(Interface dataset entries)
= Beginning of Section =

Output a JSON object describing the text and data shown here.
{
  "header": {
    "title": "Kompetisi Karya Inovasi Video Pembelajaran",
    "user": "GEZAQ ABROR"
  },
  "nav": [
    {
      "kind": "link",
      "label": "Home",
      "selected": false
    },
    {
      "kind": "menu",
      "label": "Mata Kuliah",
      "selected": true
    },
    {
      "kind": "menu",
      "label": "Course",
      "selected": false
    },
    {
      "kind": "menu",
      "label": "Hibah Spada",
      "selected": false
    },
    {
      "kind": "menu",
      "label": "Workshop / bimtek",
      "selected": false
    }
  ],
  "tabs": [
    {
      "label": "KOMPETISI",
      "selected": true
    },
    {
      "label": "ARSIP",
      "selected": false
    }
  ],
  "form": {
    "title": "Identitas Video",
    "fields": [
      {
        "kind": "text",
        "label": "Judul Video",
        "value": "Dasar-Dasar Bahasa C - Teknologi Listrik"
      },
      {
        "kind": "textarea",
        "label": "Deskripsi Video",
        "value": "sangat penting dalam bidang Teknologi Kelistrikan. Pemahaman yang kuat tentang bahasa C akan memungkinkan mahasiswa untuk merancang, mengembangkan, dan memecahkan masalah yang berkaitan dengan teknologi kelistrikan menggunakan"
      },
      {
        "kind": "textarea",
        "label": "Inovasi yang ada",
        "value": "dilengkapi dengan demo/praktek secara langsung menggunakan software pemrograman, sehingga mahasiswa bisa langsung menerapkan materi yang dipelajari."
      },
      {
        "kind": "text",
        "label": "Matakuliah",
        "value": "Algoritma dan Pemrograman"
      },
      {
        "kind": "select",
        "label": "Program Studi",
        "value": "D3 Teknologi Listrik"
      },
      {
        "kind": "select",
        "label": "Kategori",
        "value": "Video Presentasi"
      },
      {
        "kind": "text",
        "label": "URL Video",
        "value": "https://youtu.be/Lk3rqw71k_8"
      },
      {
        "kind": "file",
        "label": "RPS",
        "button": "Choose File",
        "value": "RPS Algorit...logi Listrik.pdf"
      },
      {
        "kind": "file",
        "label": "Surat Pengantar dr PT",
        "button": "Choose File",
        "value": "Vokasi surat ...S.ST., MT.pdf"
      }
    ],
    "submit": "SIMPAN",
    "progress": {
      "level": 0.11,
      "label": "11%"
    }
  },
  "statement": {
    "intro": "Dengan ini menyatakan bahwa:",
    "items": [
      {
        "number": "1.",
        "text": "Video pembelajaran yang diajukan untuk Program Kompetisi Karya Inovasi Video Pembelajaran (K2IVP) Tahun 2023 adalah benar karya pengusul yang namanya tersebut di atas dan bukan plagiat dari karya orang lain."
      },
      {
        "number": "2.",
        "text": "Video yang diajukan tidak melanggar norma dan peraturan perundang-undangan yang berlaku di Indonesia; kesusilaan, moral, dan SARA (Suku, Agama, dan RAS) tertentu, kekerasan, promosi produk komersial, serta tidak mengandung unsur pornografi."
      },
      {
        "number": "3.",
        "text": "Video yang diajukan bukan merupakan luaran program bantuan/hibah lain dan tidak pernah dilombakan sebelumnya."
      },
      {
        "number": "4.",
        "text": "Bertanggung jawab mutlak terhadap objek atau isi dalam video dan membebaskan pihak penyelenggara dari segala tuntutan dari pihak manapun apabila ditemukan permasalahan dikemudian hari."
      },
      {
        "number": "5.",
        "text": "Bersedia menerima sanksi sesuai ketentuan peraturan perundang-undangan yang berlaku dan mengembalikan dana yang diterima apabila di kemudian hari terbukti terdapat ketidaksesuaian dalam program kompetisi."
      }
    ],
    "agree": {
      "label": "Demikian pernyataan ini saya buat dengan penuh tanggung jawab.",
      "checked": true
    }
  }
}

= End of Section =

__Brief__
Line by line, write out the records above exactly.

__Task result__
Output a JSON object describing the text and data shown here.
{
  "header": {
    "title": "Kompetisi Karya Inovasi Video Pembelajaran",
    "user": "GEZAQ ABROR"
  },
  "nav": [
    {
      "kind": "link",
      "label": "Home",
      "selected": false
    },
    {
      "kind": "menu",
      "label": "Mata Kuliah",
      "selected": true
    },
    {
      "kind": "menu",
      "label": "Course",
      "selected": false
    },
    {
      "kind": "menu",
      "label": "Hibah Spada",
      "selected": false
    },
    {
      "kind": "menu",
      "label": "Workshop / bimtek",
      "selected": false
    }
  ],
  "tabs": [
    {
      "label": "KOMPETISI",
      "selected": true
    },
    {
      "label": "ARSIP",
      "selected": false
    }
  ],
  "form": {
    "title": "Identitas Video",
    "fields": [
      {
        "kind": "text",
        "label": "Judul Video",
        "value": "Dasar-Dasar Bahasa C - Teknologi Listrik"
      },
      {
        "kind": "textarea",
        "label": "Deskripsi Video",
        "value": "sangat penting dalam bidang Teknologi Kelistrikan. Pemahaman yang kuat tentang bahasa C akan memungkinkan mahasiswa untuk merancang, mengembangkan, dan memecahkan masalah yang berkaitan dengan teknologi kelistrikan menggunakan"
      },
      {
        "kind": "textarea",
        "label": "Inovasi yang ada",
        "value": "dilengkapi dengan demo/praktek secara langsung menggunakan software pemrograman, sehingga mahasiswa bisa langsung menerapkan materi yang dipelajari."
      },
      {
        "kind": "text",
        "label": "Matakuliah",
        "value": "Algoritma dan Pemrograman"
      },
      {
        "kind": "select",
        "label": "Program Studi",
        "value": "D3 Teknologi Listrik"
      },
      {
        "kind": "select",
        "label": "Kategori",
        "value": "Video Presentasi"
      },
      {
        "kind": "text",
        "label": "URL Video",
        "value": "https://youtu.be/Lk3rqw71k_8"
      },
      {
        "kind": "file",
        "label": "RPS",
        "button": "Choose File",
        "value": "RPS Algorit...logi Listrik.pdf"
      },
      {
        "kind": "file",
        "label": "Surat Pengantar dr PT",
        "button": "Choose File",
        "value": "Vokasi surat ...S.ST., MT.pdf"
      }
    ],
    "submit": "SIMPAN",
    "progress": {
      "level": 0.11,
      "label": "11%"
    }
  },
  "statement": {
    "intro": "Dengan ini menyatakan bahwa:",
    "items": [
      {
        "number": "1.",
        "text": "Video pembelajaran yang diajukan untuk Program Kompetisi Karya Inovasi Video Pembelajaran (K2IVP) Tahun 2023 adalah benar karya pengusul yang namanya tersebut di atas dan bukan plagiat dari karya orang lain."
      },
      {
        "number": "2.",
        "text": "Video yang diajukan tidak melanggar norma dan peraturan perundang-undangan yang berlaku di Indonesia; kesusilaan, moral, dan SARA (Suku, Agama, dan RAS) tertentu, kekerasan, promosi produk komersial, serta tidak mengandung unsur pornografi."
      },
      {
        "number": "3.",
        "text": "Video yang diajukan bukan merupakan luaran program bantuan/hibah lain dan tidak pernah dilombakan sebelumnya."
      },
      {
        "number": "4.",
        "text": "Bertanggung jawab mutlak terhadap objek atau isi dalam video dan membebaskan pihak penyelenggara dari segala tuntutan dari pihak manapun apabila ditemukan permasalahan dikemudian hari."
      },
      {
        "number": "5.",
        "text": "Bersedia menerima sanksi sesuai ketentuan peraturan perundang-undangan yang berlaku dan mengembalikan dana yang diterima apabila di kemudian hari terbukti terdapat ketidaksesuaian dalam program kompetisi."
      }
    ],
    "agree": {
      "label": "Demikian pernyataan ini saya buat dengan penuh tanggung jawab.",
      "checked": true
    }
  }
}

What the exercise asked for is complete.